Exercise brief: What is the number of lines in the entries below that include the word "assliking"? Provide the number only.

======== Source records ========

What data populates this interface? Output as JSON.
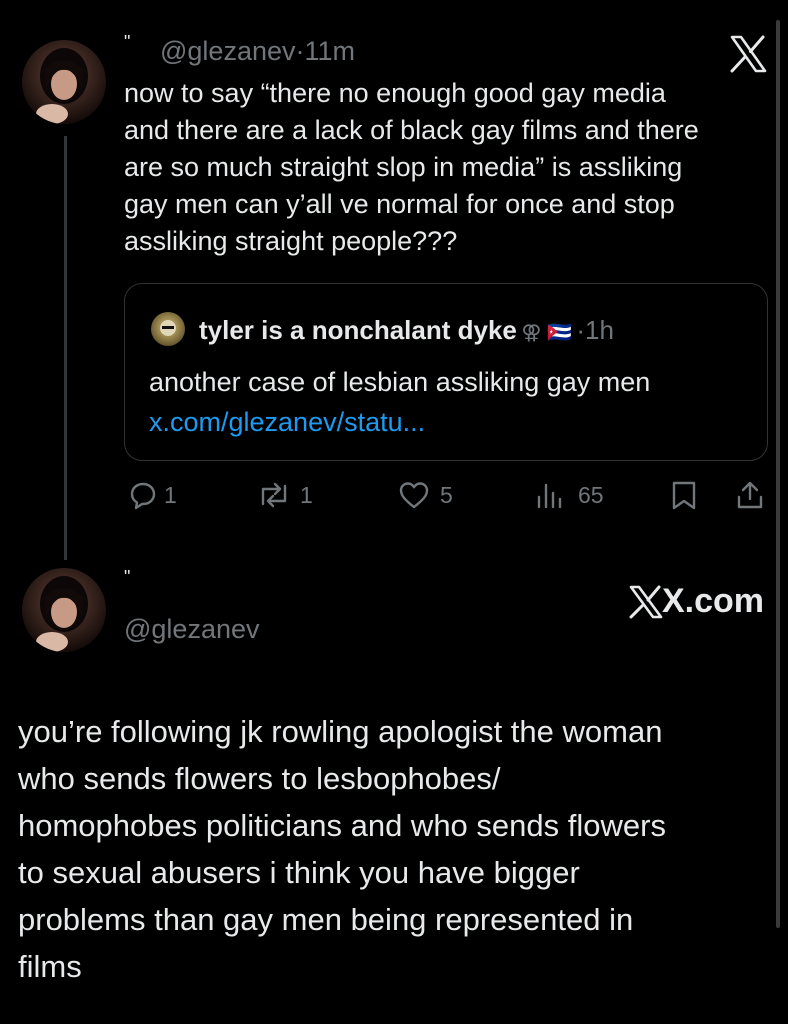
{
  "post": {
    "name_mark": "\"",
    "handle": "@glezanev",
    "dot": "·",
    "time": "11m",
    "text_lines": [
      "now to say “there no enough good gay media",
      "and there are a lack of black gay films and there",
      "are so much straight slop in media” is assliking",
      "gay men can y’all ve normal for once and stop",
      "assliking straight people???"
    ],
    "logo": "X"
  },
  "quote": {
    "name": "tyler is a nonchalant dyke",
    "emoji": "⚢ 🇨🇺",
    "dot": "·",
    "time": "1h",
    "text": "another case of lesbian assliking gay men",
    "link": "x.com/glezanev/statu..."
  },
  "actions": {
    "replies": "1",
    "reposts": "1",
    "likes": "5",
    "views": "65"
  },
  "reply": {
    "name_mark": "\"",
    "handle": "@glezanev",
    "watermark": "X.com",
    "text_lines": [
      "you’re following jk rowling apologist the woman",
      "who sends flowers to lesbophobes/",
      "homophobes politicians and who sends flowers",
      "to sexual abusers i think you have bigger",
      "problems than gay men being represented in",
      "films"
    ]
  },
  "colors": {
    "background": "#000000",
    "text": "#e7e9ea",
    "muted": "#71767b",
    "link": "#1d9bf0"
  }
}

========

Result for this exercise: 3